The history of the modern piano goes back over three hundred years, and during the time the instrument didn’t see many changes that improved it considerably. The original instrument, of which there is one at the display in Metropolitan Museum, is almost identical to the modern pianos. There have been some improvements over time, and they did improve the instrument, but the basics of the piano from the 1700s are still the same.

The instrument started as something else, and harpsichord has a lot of influence on the invention of the piano. Harpsichord could produce several different sounds, and that gave inspiration to people to create a key-based wire instrument that could produce dozens of different sounds. The inventor of the piano as we know it was the Bartolomeo di Francesco Cristofori, and his first instrument was exhibited in Florence in 1709 where it achieved a major success. The earliest piano of Cristofori that survived was from 1720, and as we mentioned, it is exhibited in Metropolitan Museum.

Traditional and digital pianos in modern age

Technology and innovations are there to improve everything, and musical instruments are not the exception. And we can see those changes in the form of digital pianos. But this doesn’t mean that digitalization is the best option and that it makes an instrument better. It does make it cheaper to create and thus more affordable, but the overall quality of sound may suffer.

A good example of more affordable pianos is a digital piano. An expensive digital instrument will produce sounds that come near the quality of traditional pianos, while those more affordable pieces have a sound that lacks in quality. They are perfect for modern music as it doesn’t require the quality and the range that a traditional piano offers.

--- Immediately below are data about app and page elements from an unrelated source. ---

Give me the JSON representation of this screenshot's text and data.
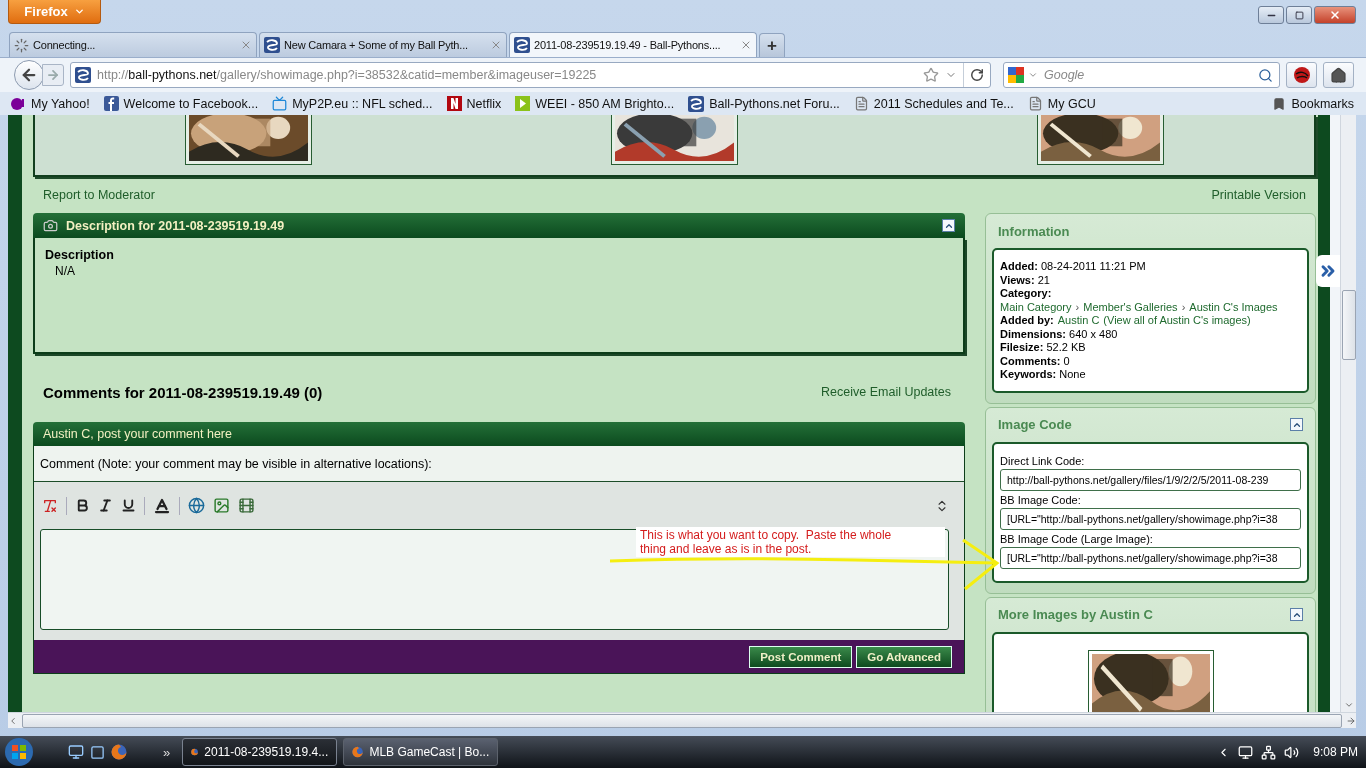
{
  "browser": {
    "menu_button": "Firefox",
    "tabs": [
      {
        "title": "Connecting...",
        "kind": "loading",
        "selected": false
      },
      {
        "title": "New Camara + Some of my Ball Pyth...",
        "kind": "site",
        "selected": false
      },
      {
        "title": "2011-08-239519.19.49 - Ball-Pythons....",
        "kind": "site",
        "selected": true
      }
    ],
    "new_tab": "+",
    "address": {
      "scheme": "http://",
      "host": "ball-pythons.net",
      "path": "/gallery/showimage.php?i=38532&catid=member&imageuser=19225"
    },
    "search": {
      "placeholder": "Google"
    },
    "bookmarks": [
      {
        "label": "My Yahoo!",
        "kind": "yahoo"
      },
      {
        "label": "Welcome to Facebook...",
        "kind": "facebook"
      },
      {
        "label": "MyP2P.eu :: NFL sched...",
        "kind": "tv"
      },
      {
        "label": "Netflix",
        "kind": "netflix"
      },
      {
        "label": "WEEI - 850 AM Brighto...",
        "kind": "media"
      },
      {
        "label": "Ball-Pythons.net Foru...",
        "kind": "site"
      },
      {
        "label": "2011 Schedules and Te...",
        "kind": "page"
      },
      {
        "label": "My GCU",
        "kind": "page"
      }
    ],
    "bookmarks_menu": "Bookmarks"
  },
  "page": {
    "report_link": "Report to Moderator",
    "printable_link": "Printable Version",
    "description_panel": {
      "title": "Description for 2011-08-239519.19.49",
      "expanded": true,
      "label": "Description",
      "value": "N/A"
    },
    "comments_heading": "Comments for 2011-08-239519.19.49 (0)",
    "email_link": "Receive Email Updates",
    "comment_form": {
      "title": "Austin C, post your comment here",
      "note": "Comment (Note: your comment may be visible in alternative locations):",
      "buttons": [
        "Post Comment",
        "Go Advanced"
      ]
    },
    "annotation": "This is what you want to copy.  Paste the whole thing and leave as is in the post.",
    "information": {
      "title": "Information",
      "rows": [
        {
          "kind": "field",
          "label": "Added:",
          "value": "08-24-2011 11:21 PM"
        },
        {
          "kind": "field",
          "label": "Views:",
          "value": "21"
        },
        {
          "kind": "heading",
          "label": "Category:"
        },
        {
          "kind": "breadcrumb",
          "separator": "›",
          "links": [
            "Main Category",
            "Member's Galleries",
            "Austin C's Images"
          ]
        },
        {
          "kind": "links",
          "label": "Added by:",
          "links": [
            "Austin C",
            "(View all of Austin C's images)"
          ]
        },
        {
          "kind": "field",
          "label": "Dimensions:",
          "value": "640 x 480"
        },
        {
          "kind": "field",
          "label": "Filesize:",
          "value": "52.2 KB"
        },
        {
          "kind": "field",
          "label": "Comments:",
          "value": "0"
        },
        {
          "kind": "field",
          "label": "Keywords:",
          "value": "None"
        }
      ]
    },
    "image_code": {
      "title": "Image Code",
      "expanded": true,
      "fields": [
        {
          "label": "Direct Link Code:",
          "value": "http://ball-pythons.net/gallery/files/1/9/2/2/5/2011-08-239"
        },
        {
          "label": "BB Image Code:",
          "value": "[URL=\"http://ball-pythons.net/gallery/showimage.php?i=38"
        },
        {
          "label": "BB Image Code (Large Image):",
          "value": "[URL=\"http://ball-pythons.net/gallery/showimage.php?i=38"
        }
      ]
    },
    "more_images": {
      "title": "More Images by Austin C",
      "expanded": true
    }
  },
  "taskbar": {
    "overflow": "»",
    "items": [
      {
        "label": "2011-08-239519.19.4...",
        "selected": true
      },
      {
        "label": "MLB GameCast | Bo...",
        "selected": false
      }
    ],
    "clock": "9:08 PM"
  }
}
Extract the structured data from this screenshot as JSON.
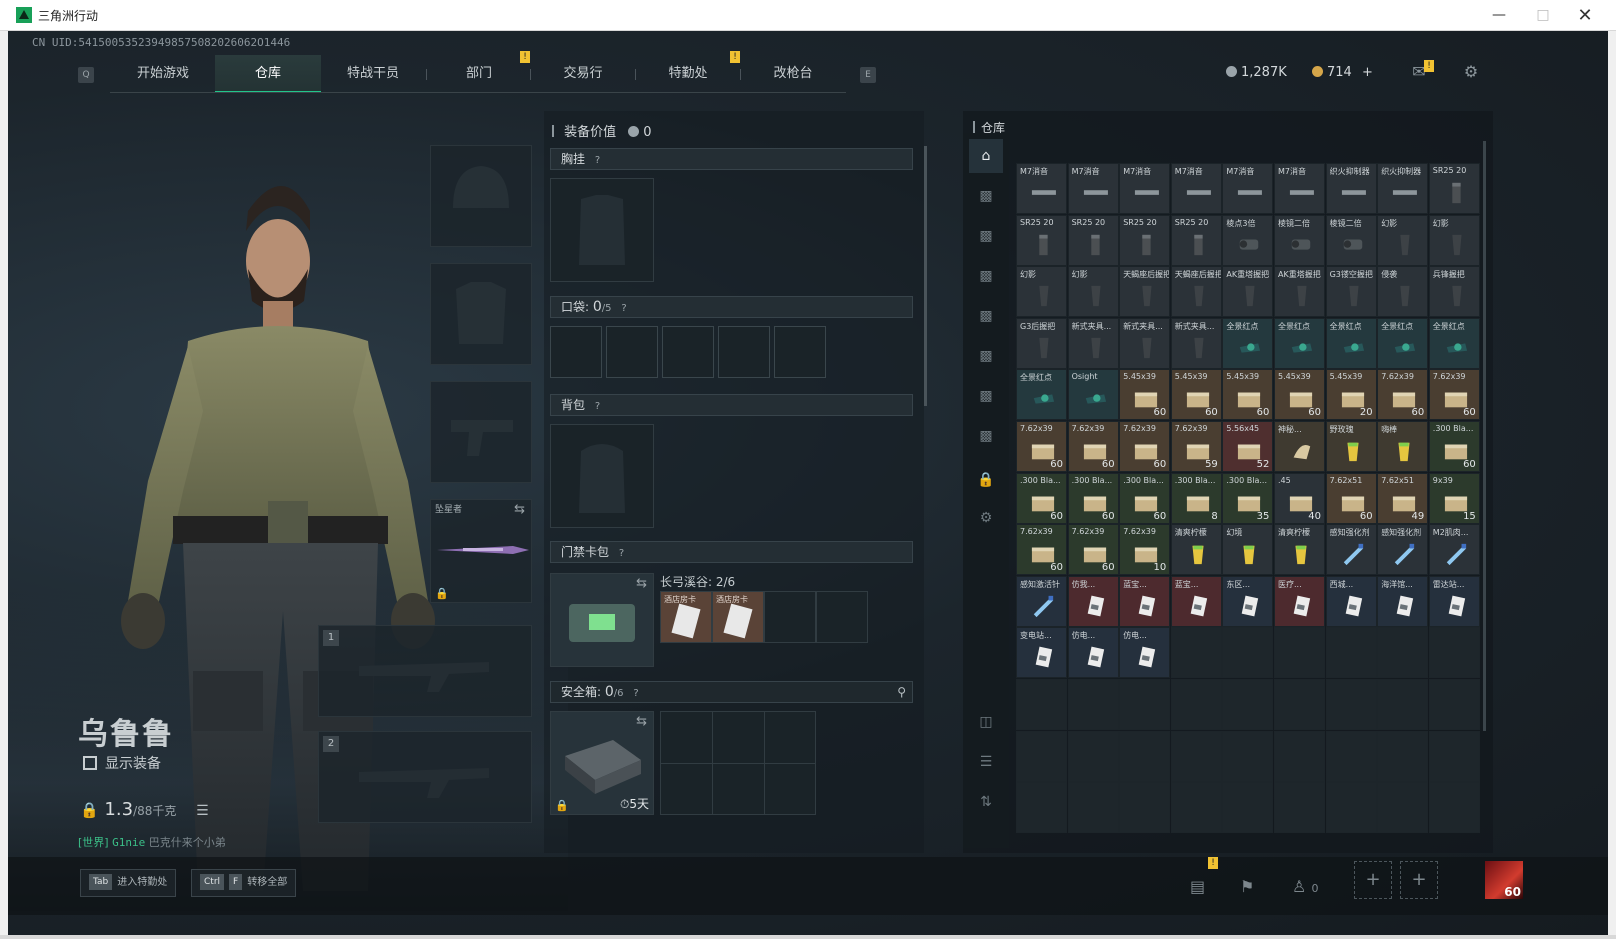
{
  "window": {
    "title": "三角洲行动"
  },
  "uid": "CN UID:541500535239498575082026062O1446",
  "nav": {
    "left_key": "Q",
    "right_key": "E",
    "tabs": [
      "开始游戏",
      "仓库",
      "特战干员",
      "部门",
      "交易行",
      "特勤处",
      "改枪台"
    ],
    "active": "仓库",
    "badge": "!"
  },
  "currency": {
    "silver": "1,287K",
    "gold": "714",
    "plus": "+"
  },
  "character": {
    "name": "乌鲁鲁",
    "show_equipment": "显示装备",
    "weight": "1.3",
    "weight_max": "/88千克",
    "chat_channel": "[世界]",
    "chat_user": "G1nie",
    "chat_text": "巴克什来个小弟"
  },
  "equip_slots": {
    "melee_label": "坠星者",
    "gun1": "1",
    "gun2": "2"
  },
  "loadout": {
    "value_label": "装备价值",
    "value": "0",
    "chest_rig": "胸挂",
    "pockets": "口袋:",
    "pockets_count": "0",
    "pockets_max": "/5",
    "backpack": "背包",
    "keycard": "门禁卡包",
    "keycard_zone": "长弓溪谷: 2/6",
    "keycard_item": "酒店房卡",
    "safebox": "安全箱:",
    "safebox_count": "0",
    "safebox_max": "/6",
    "safebox_timer": "5天",
    "help": "?"
  },
  "warehouse": {
    "title": "仓库",
    "items": [
      {
        "name": "M7消音",
        "count": "",
        "color": "#2b3238",
        "icon": "suppressor"
      },
      {
        "name": "M7消音",
        "count": "",
        "color": "#2b3238",
        "icon": "suppressor"
      },
      {
        "name": "M7消音",
        "count": "",
        "color": "#2b3238",
        "icon": "suppressor"
      },
      {
        "name": "M7消音",
        "count": "",
        "color": "#2b3238",
        "icon": "suppressor"
      },
      {
        "name": "M7消音",
        "count": "",
        "color": "#2b3238",
        "icon": "suppressor"
      },
      {
        "name": "M7消音",
        "count": "",
        "color": "#2b3238",
        "icon": "suppressor"
      },
      {
        "name": "织火抑制器",
        "count": "",
        "color": "#2b3238",
        "icon": "suppressor"
      },
      {
        "name": "织火抑制器",
        "count": "",
        "color": "#2b3238",
        "icon": "suppressor"
      },
      {
        "name": "SR25 20",
        "count": "",
        "color": "#2b3238",
        "icon": "magazine"
      },
      {
        "name": "SR25 20",
        "count": "",
        "color": "#2b3238",
        "icon": "magazine"
      },
      {
        "name": "SR25 20",
        "count": "",
        "color": "#2b3238",
        "icon": "magazine"
      },
      {
        "name": "SR25 20",
        "count": "",
        "color": "#2b3238",
        "icon": "magazine"
      },
      {
        "name": "SR25 20",
        "count": "",
        "color": "#2b3238",
        "icon": "magazine"
      },
      {
        "name": "棱点3倍",
        "count": "",
        "color": "#2b3238",
        "icon": "scope"
      },
      {
        "name": "棱镜二倍",
        "count": "",
        "color": "#2b3238",
        "icon": "scope"
      },
      {
        "name": "棱镜二倍",
        "count": "",
        "color": "#2b3238",
        "icon": "scope"
      },
      {
        "name": "幻影",
        "count": "",
        "color": "#2b3238",
        "icon": "grip"
      },
      {
        "name": "幻影",
        "count": "",
        "color": "#2b3238",
        "icon": "grip"
      },
      {
        "name": "幻影",
        "count": "",
        "color": "#2b3238",
        "icon": "grip"
      },
      {
        "name": "幻影",
        "count": "",
        "color": "#2b3238",
        "icon": "grip"
      },
      {
        "name": "天蝎座后握把",
        "count": "",
        "color": "#2b3238",
        "icon": "grip"
      },
      {
        "name": "天蝎座后握把",
        "count": "",
        "color": "#2b3238",
        "icon": "grip"
      },
      {
        "name": "AK重塔握把",
        "count": "",
        "color": "#2b3238",
        "icon": "grip"
      },
      {
        "name": "AK重塔握把",
        "count": "",
        "color": "#2b3238",
        "icon": "grip"
      },
      {
        "name": "G3镂空握把",
        "count": "",
        "color": "#2b3238",
        "icon": "grip"
      },
      {
        "name": "侵袭",
        "count": "",
        "color": "#2b3238",
        "icon": "grip"
      },
      {
        "name": "兵锋握把",
        "count": "",
        "color": "#2b3238",
        "icon": "grip"
      },
      {
        "name": "G3后握把",
        "count": "",
        "color": "#2b3238",
        "icon": "grip"
      },
      {
        "name": "新式夹具...",
        "count": "",
        "color": "#2b3238",
        "icon": "grip"
      },
      {
        "name": "新式夹具...",
        "count": "",
        "color": "#2b3238",
        "icon": "grip"
      },
      {
        "name": "新式夹具...",
        "count": "",
        "color": "#2b3238",
        "icon": "grip"
      },
      {
        "name": "全景红点",
        "count": "",
        "color": "#24393e",
        "icon": "reddot"
      },
      {
        "name": "全景红点",
        "count": "",
        "color": "#24393e",
        "icon": "reddot"
      },
      {
        "name": "全景红点",
        "count": "",
        "color": "#24393e",
        "icon": "reddot"
      },
      {
        "name": "全景红点",
        "count": "",
        "color": "#24393e",
        "icon": "reddot"
      },
      {
        "name": "全景红点",
        "count": "",
        "color": "#24393e",
        "icon": "reddot"
      },
      {
        "name": "全景红点",
        "count": "",
        "color": "#24393e",
        "icon": "reddot"
      },
      {
        "name": "Osight",
        "count": "",
        "color": "#24393e",
        "icon": "reddot"
      },
      {
        "name": "5.45x39",
        "count": "60",
        "color": "#4a3e31",
        "icon": "ammo"
      },
      {
        "name": "5.45x39",
        "count": "60",
        "color": "#4a3e31",
        "icon": "ammo"
      },
      {
        "name": "5.45x39",
        "count": "60",
        "color": "#4a3e31",
        "icon": "ammo"
      },
      {
        "name": "5.45x39",
        "count": "60",
        "color": "#4a3e31",
        "icon": "ammo"
      },
      {
        "name": "5.45x39",
        "count": "20",
        "color": "#4a3e31",
        "icon": "ammo"
      },
      {
        "name": "7.62x39",
        "count": "60",
        "color": "#4a3e31",
        "icon": "ammo"
      },
      {
        "name": "7.62x39",
        "count": "60",
        "color": "#4a3e31",
        "icon": "ammo"
      },
      {
        "name": "7.62x39",
        "count": "60",
        "color": "#4a3e31",
        "icon": "ammo"
      },
      {
        "name": "7.62x39",
        "count": "60",
        "color": "#4a3e31",
        "icon": "ammo"
      },
      {
        "name": "7.62x39",
        "count": "60",
        "color": "#4a3e31",
        "icon": "ammo"
      },
      {
        "name": "7.62x39",
        "count": "59",
        "color": "#4a3e31",
        "icon": "ammo"
      },
      {
        "name": "5.56x45",
        "count": "52",
        "color": "#4f2f2f",
        "icon": "ammo"
      },
      {
        "name": "神秘...",
        "count": "",
        "color": "#3f3a30",
        "icon": "misc"
      },
      {
        "name": "野玫瑰",
        "count": "",
        "color": "#3f3a30",
        "icon": "drink"
      },
      {
        "name": "嗨棒",
        "count": "",
        "color": "#3f3a30",
        "icon": "drink"
      },
      {
        "name": ".300 Bla...",
        "count": "60",
        "color": "#2c3a2c",
        "icon": "ammo"
      },
      {
        "name": ".300 Bla...",
        "count": "60",
        "color": "#2c3a2c",
        "icon": "ammo"
      },
      {
        "name": ".300 Bla...",
        "count": "60",
        "color": "#2c3a2c",
        "icon": "ammo"
      },
      {
        "name": ".300 Bla...",
        "count": "60",
        "color": "#2c3a2c",
        "icon": "ammo"
      },
      {
        "name": ".300 Bla...",
        "count": "8",
        "color": "#2c3a2c",
        "icon": "ammo"
      },
      {
        "name": ".300 Bla...",
        "count": "35",
        "color": "#2c3a2c",
        "icon": "ammo"
      },
      {
        "name": ".45",
        "count": "40",
        "color": "#2b3238",
        "icon": "ammo"
      },
      {
        "name": "7.62x51",
        "count": "60",
        "color": "#4a3e31",
        "icon": "ammo"
      },
      {
        "name": "7.62x51",
        "count": "49",
        "color": "#4a3e31",
        "icon": "ammo"
      },
      {
        "name": "9x39",
        "count": "15",
        "color": "#2c3a2c",
        "icon": "ammo"
      },
      {
        "name": "7.62x39",
        "count": "60",
        "color": "#2c3a2c",
        "icon": "ammo"
      },
      {
        "name": "7.62x39",
        "count": "60",
        "color": "#2c3a2c",
        "icon": "ammo"
      },
      {
        "name": "7.62x39",
        "count": "10",
        "color": "#2c3a2c",
        "icon": "ammo"
      },
      {
        "name": "清爽柠檬",
        "count": "",
        "color": "#2b3238",
        "icon": "drink"
      },
      {
        "name": "幻境",
        "count": "",
        "color": "#2b3238",
        "icon": "drink"
      },
      {
        "name": "清爽柠檬",
        "count": "",
        "color": "#2b3238",
        "icon": "drink"
      },
      {
        "name": "感知强化剂",
        "count": "",
        "color": "#2b3238",
        "icon": "syringe"
      },
      {
        "name": "感知强化剂",
        "count": "",
        "color": "#2b3238",
        "icon": "syringe"
      },
      {
        "name": "M2肌肉...",
        "count": "",
        "color": "#2b3238",
        "icon": "syringe"
      },
      {
        "name": "感知激活针",
        "count": "",
        "color": "#25303d",
        "icon": "syringe"
      },
      {
        "name": "仿我...",
        "count": "",
        "color": "#4d2a2e",
        "icon": "card"
      },
      {
        "name": "蓝宝...",
        "count": "",
        "color": "#4d2a2e",
        "icon": "card"
      },
      {
        "name": "蓝宝...",
        "count": "",
        "color": "#4d2a2e",
        "icon": "card"
      },
      {
        "name": "东区...",
        "count": "",
        "color": "#25303d",
        "icon": "card"
      },
      {
        "name": "医疗...",
        "count": "",
        "color": "#4d2a2e",
        "icon": "card"
      },
      {
        "name": "西城...",
        "count": "",
        "color": "#25303d",
        "icon": "card"
      },
      {
        "name": "海洋馆...",
        "count": "",
        "color": "#25303d",
        "icon": "card"
      },
      {
        "name": "雷达站...",
        "count": "",
        "color": "#25303d",
        "icon": "card"
      },
      {
        "name": "变电站...",
        "count": "",
        "color": "#25303d",
        "icon": "card"
      },
      {
        "name": "仿电...",
        "count": "",
        "color": "#25303d",
        "icon": "card"
      },
      {
        "name": "仿电...",
        "count": "",
        "color": "#25303d",
        "icon": "card"
      }
    ]
  },
  "bottom": {
    "tab_key": "Tab",
    "tab_label": "进入特勤处",
    "ctrl_key": "Ctrl",
    "f_key": "F",
    "ctrl_label": "转移全部",
    "friends": "0",
    "avatar_level": "60"
  },
  "colors": {
    "accent": "#22c58b",
    "badge": "#f1c232"
  }
}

Traditional pianos are still around, and the amount of modification of them is close to zero. They provide the real sound of the piano, and many opera pieces use them due to their range of sounds. Orchestra also uses traditional pianos as well as some artists who want an authentic piano sound instead of a digitalized replica.